(PROVIDED MATERIAL Opens)
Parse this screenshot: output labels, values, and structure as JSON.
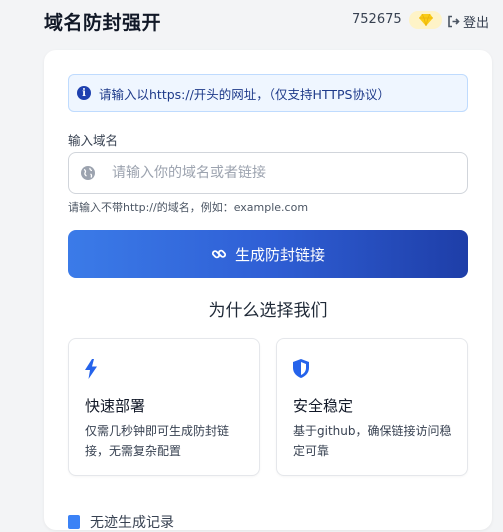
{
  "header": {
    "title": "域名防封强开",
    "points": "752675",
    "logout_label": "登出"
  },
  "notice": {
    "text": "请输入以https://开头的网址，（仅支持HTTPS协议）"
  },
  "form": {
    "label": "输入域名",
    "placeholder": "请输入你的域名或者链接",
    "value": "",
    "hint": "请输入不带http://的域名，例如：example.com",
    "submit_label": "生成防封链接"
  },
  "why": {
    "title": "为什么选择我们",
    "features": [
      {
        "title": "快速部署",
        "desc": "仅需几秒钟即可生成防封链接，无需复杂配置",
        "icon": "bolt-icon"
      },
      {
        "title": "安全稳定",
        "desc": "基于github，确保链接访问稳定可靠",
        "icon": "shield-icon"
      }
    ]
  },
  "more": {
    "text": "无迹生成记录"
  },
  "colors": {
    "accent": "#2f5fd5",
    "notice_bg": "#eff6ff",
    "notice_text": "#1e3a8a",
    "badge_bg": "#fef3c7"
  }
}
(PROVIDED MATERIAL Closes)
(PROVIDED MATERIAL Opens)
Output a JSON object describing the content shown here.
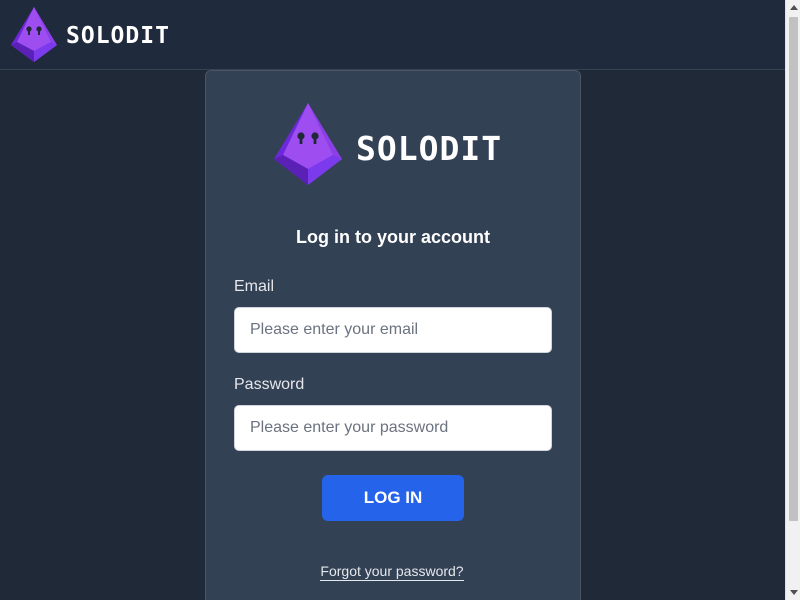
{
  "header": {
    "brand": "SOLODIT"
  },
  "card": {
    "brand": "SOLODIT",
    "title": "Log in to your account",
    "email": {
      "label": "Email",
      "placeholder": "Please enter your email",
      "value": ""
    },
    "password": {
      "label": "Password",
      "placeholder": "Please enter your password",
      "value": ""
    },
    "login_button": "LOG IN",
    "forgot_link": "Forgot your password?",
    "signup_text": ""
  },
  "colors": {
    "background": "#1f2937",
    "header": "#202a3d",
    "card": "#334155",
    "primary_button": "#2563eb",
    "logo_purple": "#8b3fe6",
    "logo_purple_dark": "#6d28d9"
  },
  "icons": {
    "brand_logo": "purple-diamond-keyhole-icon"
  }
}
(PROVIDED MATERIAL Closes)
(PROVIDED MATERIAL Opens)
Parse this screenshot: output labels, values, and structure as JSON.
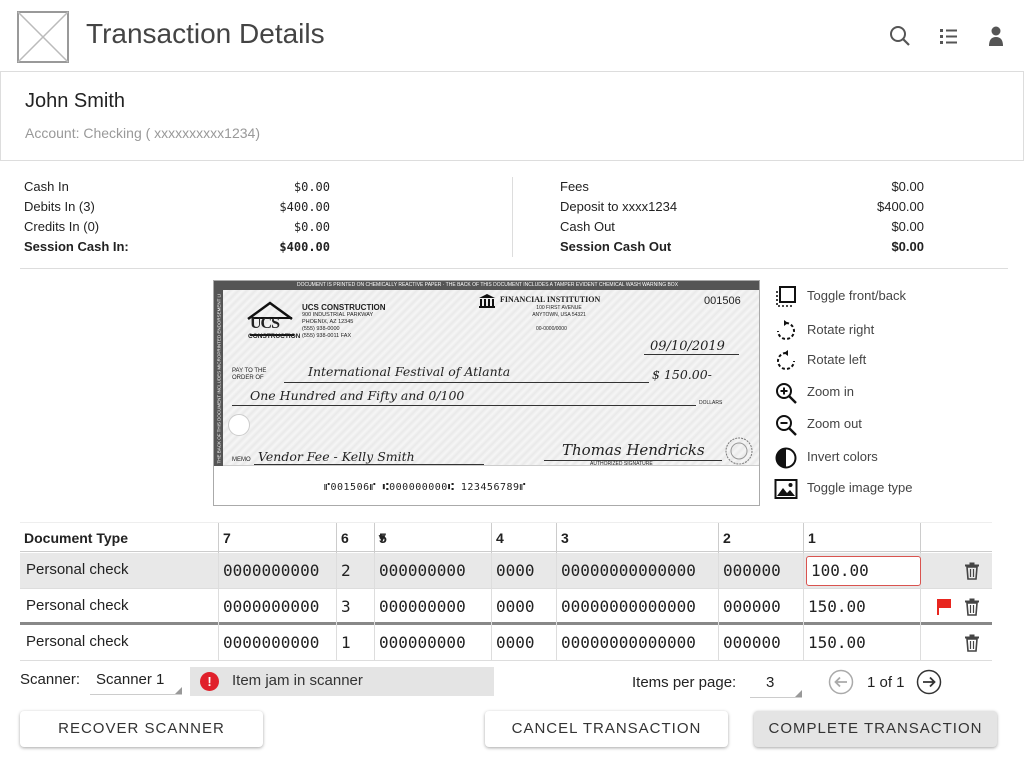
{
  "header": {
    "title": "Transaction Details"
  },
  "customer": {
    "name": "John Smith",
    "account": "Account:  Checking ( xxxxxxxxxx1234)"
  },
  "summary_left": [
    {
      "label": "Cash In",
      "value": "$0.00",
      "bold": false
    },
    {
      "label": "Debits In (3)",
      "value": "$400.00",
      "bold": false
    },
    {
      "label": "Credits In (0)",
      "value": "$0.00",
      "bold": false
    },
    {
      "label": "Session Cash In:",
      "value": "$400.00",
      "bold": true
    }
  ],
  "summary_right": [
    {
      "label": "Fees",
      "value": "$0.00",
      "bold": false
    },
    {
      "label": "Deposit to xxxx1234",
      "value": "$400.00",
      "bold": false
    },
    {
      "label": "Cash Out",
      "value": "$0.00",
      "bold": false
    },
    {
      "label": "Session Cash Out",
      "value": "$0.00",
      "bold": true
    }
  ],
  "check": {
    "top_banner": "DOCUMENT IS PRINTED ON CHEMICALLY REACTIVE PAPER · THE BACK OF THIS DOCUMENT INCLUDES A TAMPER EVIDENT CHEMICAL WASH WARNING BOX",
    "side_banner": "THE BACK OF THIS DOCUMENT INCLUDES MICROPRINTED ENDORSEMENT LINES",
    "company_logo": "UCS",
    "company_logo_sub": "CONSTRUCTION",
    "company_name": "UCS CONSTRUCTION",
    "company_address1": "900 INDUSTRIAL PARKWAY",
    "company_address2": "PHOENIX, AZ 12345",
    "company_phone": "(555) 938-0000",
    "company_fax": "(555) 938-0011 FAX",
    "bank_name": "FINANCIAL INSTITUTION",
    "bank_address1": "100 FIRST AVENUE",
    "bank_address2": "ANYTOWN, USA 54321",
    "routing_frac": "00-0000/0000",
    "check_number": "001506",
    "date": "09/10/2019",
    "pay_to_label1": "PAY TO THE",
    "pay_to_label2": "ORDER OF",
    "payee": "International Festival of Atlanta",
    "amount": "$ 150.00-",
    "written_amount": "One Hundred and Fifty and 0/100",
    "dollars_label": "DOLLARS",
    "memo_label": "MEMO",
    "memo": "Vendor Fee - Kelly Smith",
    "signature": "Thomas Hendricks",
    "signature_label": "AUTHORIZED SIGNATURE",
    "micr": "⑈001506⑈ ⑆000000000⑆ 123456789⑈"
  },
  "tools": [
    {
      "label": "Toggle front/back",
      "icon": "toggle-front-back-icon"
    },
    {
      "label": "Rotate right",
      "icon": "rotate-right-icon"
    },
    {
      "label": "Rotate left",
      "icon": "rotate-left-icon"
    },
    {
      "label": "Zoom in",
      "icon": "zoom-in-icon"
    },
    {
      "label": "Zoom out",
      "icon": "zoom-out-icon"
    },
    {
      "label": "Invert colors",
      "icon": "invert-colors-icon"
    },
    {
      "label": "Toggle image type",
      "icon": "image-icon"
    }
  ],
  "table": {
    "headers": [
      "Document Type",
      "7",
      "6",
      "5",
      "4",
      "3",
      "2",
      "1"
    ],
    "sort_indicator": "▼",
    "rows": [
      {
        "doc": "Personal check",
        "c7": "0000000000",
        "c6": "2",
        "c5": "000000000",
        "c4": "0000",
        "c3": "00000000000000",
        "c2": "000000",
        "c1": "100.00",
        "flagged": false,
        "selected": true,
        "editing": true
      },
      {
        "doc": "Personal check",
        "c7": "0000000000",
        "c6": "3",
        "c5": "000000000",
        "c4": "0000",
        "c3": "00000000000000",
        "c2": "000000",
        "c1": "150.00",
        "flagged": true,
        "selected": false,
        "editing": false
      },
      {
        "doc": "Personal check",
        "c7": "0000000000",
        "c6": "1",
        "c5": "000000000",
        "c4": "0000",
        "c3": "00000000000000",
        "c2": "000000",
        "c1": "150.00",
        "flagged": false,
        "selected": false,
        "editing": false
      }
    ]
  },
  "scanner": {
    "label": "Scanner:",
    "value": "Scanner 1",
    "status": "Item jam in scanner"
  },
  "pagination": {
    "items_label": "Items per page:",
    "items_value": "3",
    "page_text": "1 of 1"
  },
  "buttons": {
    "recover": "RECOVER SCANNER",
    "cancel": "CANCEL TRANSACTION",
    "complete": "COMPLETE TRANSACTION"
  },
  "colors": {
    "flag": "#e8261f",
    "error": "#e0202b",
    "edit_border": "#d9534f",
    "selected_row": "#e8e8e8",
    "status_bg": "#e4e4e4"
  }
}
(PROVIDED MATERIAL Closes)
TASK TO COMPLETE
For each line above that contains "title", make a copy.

FINISHED TASK
    "title": "域名防封强开",
    "title": "为什么选择我们",
        "title": "快速部署",
        "title": "安全稳定",
    "title": "Log in to your account",
    "title": "Transaction Details"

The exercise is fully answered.